● **GOAL OF THE EXERCISE**
Return all lines in the material below that contain "ConstructionPredict".

● **GIVEN DATA**
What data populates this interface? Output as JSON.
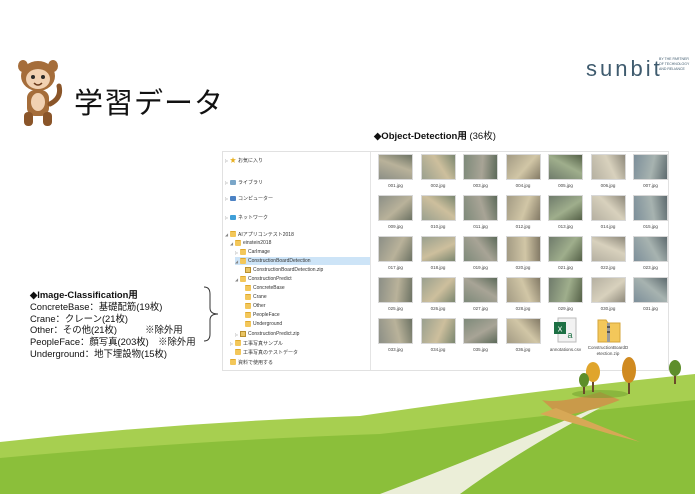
{
  "slide": {
    "title": "学習データ",
    "logo": "sunbit",
    "logo_tagline": "BY THE PARTNER OF TECHNOLOGY AND RELIANCE"
  },
  "object_detection": {
    "heading": "◆Object-Detection用",
    "count": "(36枚)"
  },
  "explorer": {
    "nav": [
      {
        "label": "お気に入り",
        "icon": "favorites-star-icon",
        "indent": 1,
        "twisty": "▷"
      },
      {
        "label": "ライブラリ",
        "icon": "library-icon",
        "indent": 1,
        "twisty": "▷"
      },
      {
        "label": "コンピューター",
        "icon": "computer-icon",
        "indent": 1,
        "twisty": "▷"
      },
      {
        "label": "ネットワーク",
        "icon": "network-icon",
        "indent": 1,
        "twisty": "▷"
      },
      {
        "label": "AIアプリコンテスト2018",
        "icon": "folder-icon",
        "indent": 1,
        "twisty": "◢"
      },
      {
        "label": "einstein2018",
        "icon": "folder-icon",
        "indent": 2,
        "twisty": "◢"
      },
      {
        "label": "CarImage",
        "icon": "folder-icon",
        "indent": 3,
        "twisty": "▷"
      },
      {
        "label": "ConstructionBoardDetection",
        "icon": "folder-icon",
        "indent": 3,
        "twisty": "◢",
        "selected": true
      },
      {
        "label": "ConstructionBoardDetection.zip",
        "icon": "zip-file-icon",
        "indent": 4,
        "twisty": ""
      },
      {
        "label": "ConstructionPredict",
        "icon": "folder-icon",
        "indent": 3,
        "twisty": "◢"
      },
      {
        "label": "ConcreteBase",
        "icon": "folder-icon",
        "indent": 4,
        "twisty": ""
      },
      {
        "label": "Crane",
        "icon": "folder-icon",
        "indent": 4,
        "twisty": ""
      },
      {
        "label": "Other",
        "icon": "folder-icon",
        "indent": 4,
        "twisty": ""
      },
      {
        "label": "PeopleFace",
        "icon": "folder-icon",
        "indent": 4,
        "twisty": ""
      },
      {
        "label": "Underground",
        "icon": "folder-icon",
        "indent": 4,
        "twisty": ""
      },
      {
        "label": "ConstructionPredict.zip",
        "icon": "zip-file-icon",
        "indent": 3,
        "twisty": "▷"
      },
      {
        "label": "工事写真サンプル",
        "icon": "folder-icon",
        "indent": 2,
        "twisty": "▷"
      },
      {
        "label": "工事写真のテストデータ",
        "icon": "folder-icon",
        "indent": 2,
        "twisty": ""
      },
      {
        "label": "資料で使用する",
        "icon": "folder-icon",
        "indent": 1,
        "twisty": ""
      }
    ],
    "files": [
      "001.jpg",
      "002.jpg",
      "003.jpg",
      "004.jpg",
      "005.jpg",
      "006.jpg",
      "007.jpg",
      "009.jpg",
      "010.jpg",
      "011.jpg",
      "012.jpg",
      "013.jpg",
      "014.jpg",
      "015.jpg",
      "017.jpg",
      "018.jpg",
      "019.jpg",
      "020.jpg",
      "021.jpg",
      "022.jpg",
      "023.jpg",
      "025.jpg",
      "026.jpg",
      "027.jpg",
      "028.jpg",
      "029.jpg",
      "030.jpg",
      "031.jpg",
      "033.jpg",
      "034.jpg",
      "035.jpg",
      "036.jpg",
      "annotations.csv",
      "ConstructionBoardDetection.zip"
    ]
  },
  "image_classification": {
    "heading": "◆Image-Classification用",
    "lines": [
      "ConcreteBase：基礎配筋(19枚)",
      "Crane：クレーン(21枚)",
      "Other：その他(21枚)　　　※除外用",
      "PeopleFace：顔写真(203枚)　※除外用",
      "Underground：地下埋設物(15枚)"
    ]
  },
  "colors": {
    "logo": "#3f5b6e",
    "selection": "#cde4f7",
    "folder": "#f3c75a",
    "grass": "#8bbf3a",
    "path": "#c99a4a"
  }
}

● **TASK SOLUTION**
        "label": "ConstructionPredict",
        "label": "ConstructionPredict.zip",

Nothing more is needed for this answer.